# Record excerpts
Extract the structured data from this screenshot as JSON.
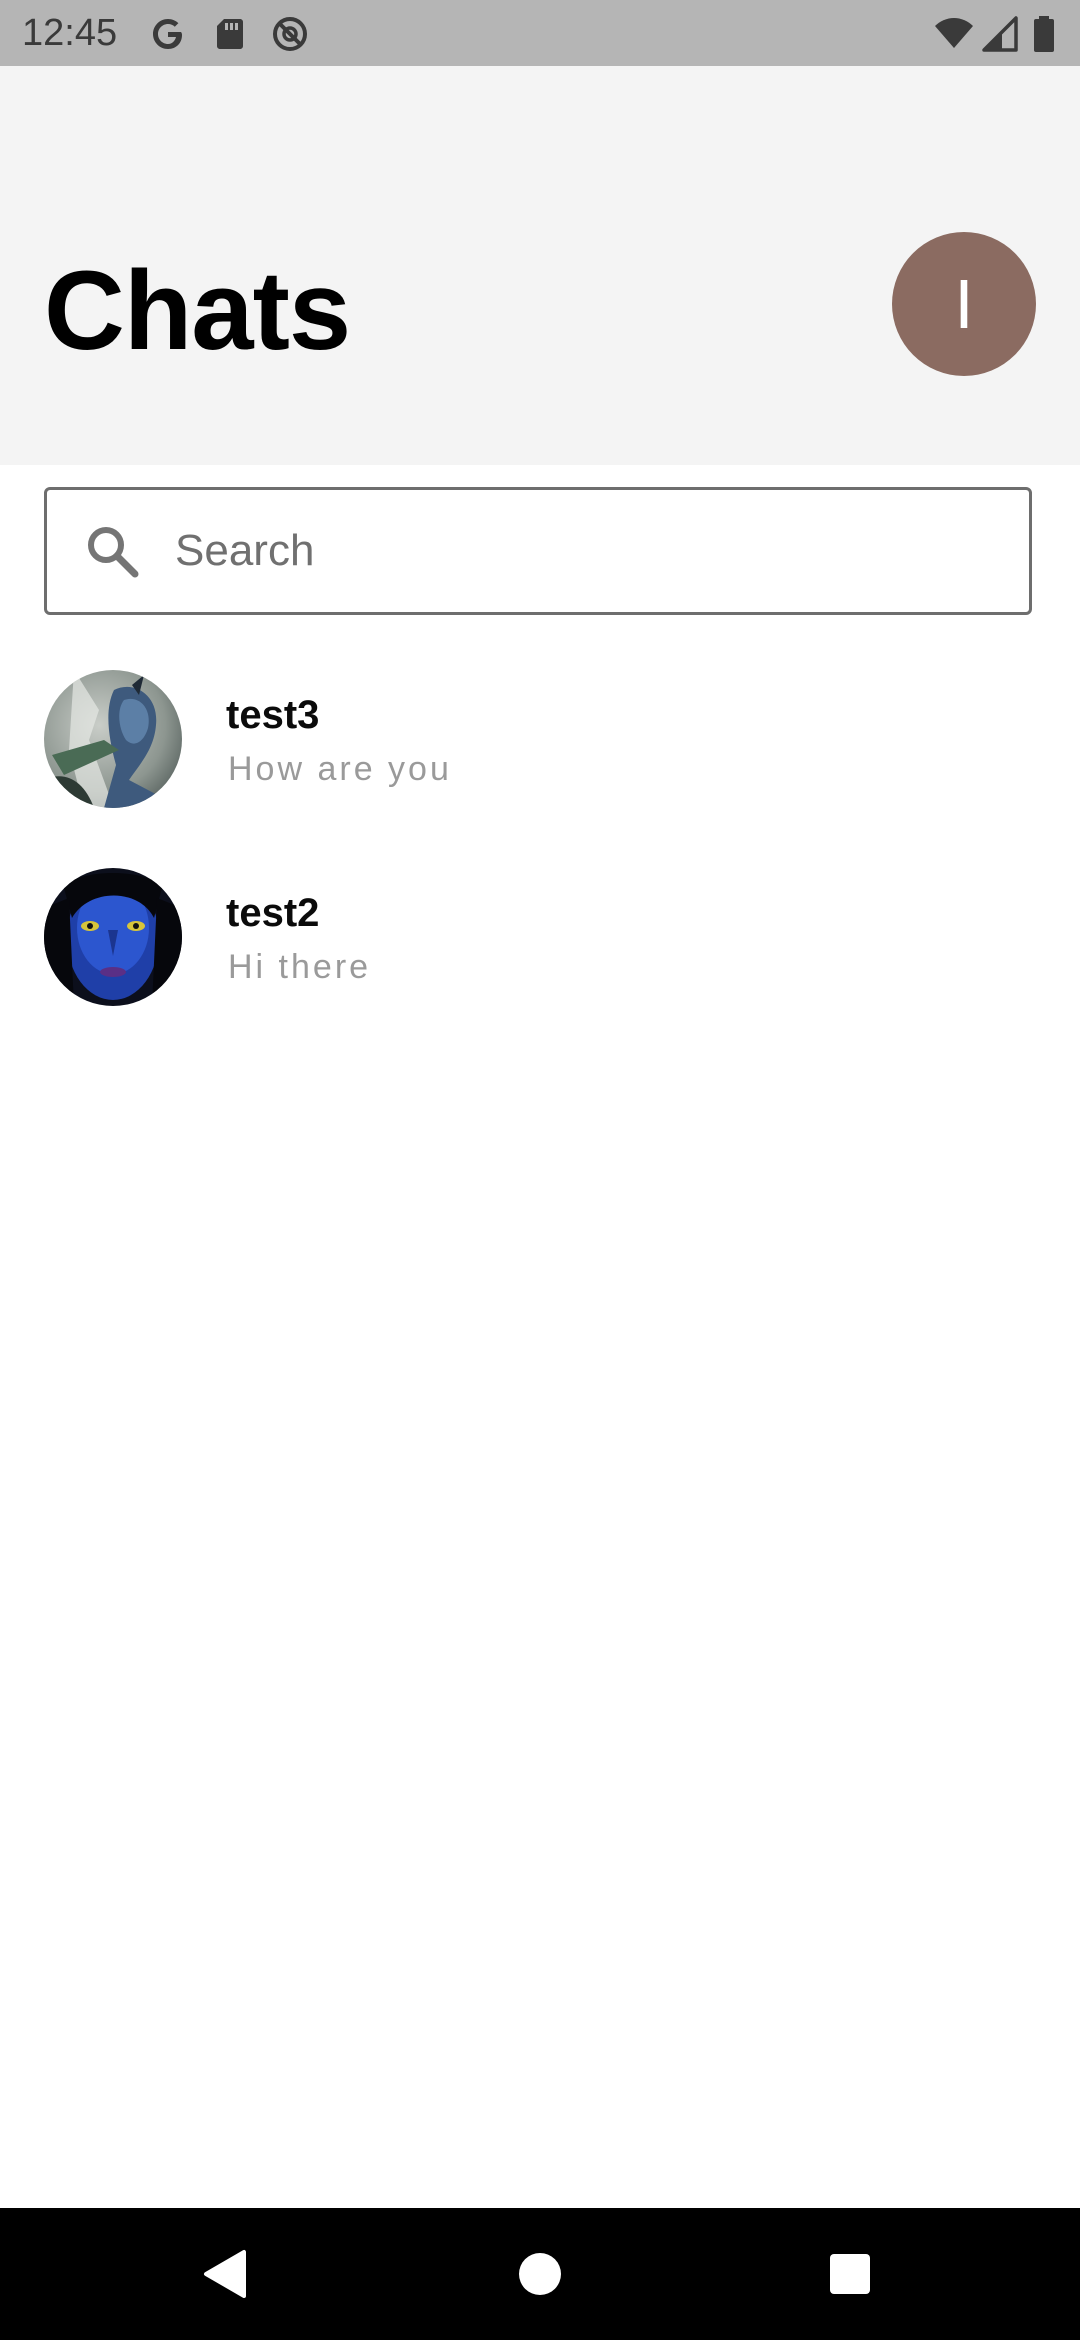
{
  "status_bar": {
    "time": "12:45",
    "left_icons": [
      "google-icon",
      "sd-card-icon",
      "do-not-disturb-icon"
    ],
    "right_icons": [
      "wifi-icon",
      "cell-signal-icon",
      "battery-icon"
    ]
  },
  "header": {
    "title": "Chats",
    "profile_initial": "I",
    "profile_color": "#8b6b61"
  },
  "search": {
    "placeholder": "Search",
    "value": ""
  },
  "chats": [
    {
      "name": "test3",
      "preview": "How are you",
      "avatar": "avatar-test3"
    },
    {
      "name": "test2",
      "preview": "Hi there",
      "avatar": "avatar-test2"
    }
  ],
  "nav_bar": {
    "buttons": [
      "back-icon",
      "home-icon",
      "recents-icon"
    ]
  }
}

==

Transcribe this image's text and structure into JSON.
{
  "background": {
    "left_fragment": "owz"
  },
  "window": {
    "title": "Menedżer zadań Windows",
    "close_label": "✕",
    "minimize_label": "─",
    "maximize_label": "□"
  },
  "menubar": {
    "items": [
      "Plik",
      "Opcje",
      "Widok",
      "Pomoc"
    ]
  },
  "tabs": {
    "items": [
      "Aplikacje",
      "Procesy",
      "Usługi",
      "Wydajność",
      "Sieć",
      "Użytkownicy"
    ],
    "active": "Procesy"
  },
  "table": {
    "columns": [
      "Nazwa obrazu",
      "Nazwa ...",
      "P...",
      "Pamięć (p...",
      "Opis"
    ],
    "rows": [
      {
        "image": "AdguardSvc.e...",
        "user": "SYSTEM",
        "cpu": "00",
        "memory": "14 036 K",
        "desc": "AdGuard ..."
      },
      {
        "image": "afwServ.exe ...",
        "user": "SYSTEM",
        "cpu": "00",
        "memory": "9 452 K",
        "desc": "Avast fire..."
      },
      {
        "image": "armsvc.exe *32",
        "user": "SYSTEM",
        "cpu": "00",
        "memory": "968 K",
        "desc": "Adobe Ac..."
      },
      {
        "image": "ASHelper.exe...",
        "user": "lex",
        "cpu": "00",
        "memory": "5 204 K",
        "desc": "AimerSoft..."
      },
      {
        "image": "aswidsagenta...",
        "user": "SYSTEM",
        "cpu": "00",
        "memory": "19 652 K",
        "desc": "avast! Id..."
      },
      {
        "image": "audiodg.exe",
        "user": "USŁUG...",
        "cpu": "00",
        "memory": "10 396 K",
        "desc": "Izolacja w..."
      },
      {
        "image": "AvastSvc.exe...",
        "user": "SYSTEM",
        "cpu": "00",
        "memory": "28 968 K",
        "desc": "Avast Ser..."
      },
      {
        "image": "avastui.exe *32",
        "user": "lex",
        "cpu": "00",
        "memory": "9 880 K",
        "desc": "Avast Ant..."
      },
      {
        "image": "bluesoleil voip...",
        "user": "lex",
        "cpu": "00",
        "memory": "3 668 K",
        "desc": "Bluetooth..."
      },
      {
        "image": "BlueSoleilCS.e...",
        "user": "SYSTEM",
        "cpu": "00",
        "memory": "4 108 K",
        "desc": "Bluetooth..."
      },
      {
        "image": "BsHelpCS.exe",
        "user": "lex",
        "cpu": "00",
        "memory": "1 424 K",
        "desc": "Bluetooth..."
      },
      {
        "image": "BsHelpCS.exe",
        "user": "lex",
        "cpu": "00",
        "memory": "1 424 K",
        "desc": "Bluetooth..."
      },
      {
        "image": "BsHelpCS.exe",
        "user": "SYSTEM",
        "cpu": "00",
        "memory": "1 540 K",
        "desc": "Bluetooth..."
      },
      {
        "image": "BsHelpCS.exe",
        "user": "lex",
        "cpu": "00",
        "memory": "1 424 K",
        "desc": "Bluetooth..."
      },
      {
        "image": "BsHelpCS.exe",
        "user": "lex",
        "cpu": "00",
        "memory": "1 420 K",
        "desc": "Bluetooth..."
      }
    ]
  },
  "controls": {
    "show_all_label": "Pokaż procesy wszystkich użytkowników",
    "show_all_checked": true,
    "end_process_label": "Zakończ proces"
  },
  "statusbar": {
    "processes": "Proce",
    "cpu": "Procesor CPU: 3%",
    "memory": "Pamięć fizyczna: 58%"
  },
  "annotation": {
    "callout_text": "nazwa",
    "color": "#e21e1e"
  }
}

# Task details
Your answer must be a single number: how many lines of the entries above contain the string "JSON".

# Answer box
2